BEGIN

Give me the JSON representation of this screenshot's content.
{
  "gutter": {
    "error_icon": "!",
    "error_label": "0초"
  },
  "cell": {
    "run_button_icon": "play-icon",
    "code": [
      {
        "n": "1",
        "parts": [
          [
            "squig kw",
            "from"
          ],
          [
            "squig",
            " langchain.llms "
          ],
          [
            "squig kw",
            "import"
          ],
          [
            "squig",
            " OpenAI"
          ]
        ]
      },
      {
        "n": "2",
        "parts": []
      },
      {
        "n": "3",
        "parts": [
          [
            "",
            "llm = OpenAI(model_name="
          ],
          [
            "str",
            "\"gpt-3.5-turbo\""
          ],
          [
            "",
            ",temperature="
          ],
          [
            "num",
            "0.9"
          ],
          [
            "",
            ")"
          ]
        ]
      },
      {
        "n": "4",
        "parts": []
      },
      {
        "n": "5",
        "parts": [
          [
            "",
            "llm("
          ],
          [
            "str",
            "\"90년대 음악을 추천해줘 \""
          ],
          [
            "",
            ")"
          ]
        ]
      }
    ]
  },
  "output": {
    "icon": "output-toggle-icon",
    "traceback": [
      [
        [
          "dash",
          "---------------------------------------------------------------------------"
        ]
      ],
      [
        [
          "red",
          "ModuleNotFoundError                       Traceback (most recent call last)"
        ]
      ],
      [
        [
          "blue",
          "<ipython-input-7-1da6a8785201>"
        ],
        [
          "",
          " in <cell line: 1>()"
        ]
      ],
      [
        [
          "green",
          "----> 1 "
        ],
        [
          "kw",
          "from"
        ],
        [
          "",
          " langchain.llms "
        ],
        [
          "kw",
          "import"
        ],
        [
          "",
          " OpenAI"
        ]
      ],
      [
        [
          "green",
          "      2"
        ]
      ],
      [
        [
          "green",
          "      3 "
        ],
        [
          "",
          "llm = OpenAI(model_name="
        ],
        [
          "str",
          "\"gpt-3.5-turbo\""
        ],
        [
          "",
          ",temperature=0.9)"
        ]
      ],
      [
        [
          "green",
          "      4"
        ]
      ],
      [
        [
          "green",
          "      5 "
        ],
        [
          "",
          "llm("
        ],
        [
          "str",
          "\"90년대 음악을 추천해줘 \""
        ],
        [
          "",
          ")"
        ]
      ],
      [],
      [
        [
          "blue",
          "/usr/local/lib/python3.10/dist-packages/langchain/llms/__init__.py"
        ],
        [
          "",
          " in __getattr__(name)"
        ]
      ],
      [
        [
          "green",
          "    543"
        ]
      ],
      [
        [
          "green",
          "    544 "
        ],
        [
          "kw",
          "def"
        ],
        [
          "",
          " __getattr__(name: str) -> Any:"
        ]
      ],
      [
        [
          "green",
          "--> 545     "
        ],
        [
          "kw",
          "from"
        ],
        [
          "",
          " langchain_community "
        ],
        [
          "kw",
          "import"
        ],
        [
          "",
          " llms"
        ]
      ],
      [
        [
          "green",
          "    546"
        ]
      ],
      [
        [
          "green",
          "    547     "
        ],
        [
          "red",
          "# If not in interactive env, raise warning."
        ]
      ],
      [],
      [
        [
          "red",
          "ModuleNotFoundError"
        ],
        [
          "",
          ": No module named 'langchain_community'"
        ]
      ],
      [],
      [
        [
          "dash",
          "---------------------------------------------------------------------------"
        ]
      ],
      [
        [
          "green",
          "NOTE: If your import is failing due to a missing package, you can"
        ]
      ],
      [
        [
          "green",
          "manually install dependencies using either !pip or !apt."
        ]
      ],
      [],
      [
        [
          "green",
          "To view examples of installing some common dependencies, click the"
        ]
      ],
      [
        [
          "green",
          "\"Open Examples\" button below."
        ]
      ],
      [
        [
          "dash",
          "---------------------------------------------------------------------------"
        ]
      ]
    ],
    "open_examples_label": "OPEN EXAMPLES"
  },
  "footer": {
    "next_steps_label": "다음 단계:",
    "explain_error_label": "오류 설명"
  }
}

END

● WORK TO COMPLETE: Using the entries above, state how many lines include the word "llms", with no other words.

● TASK ANSWER: 4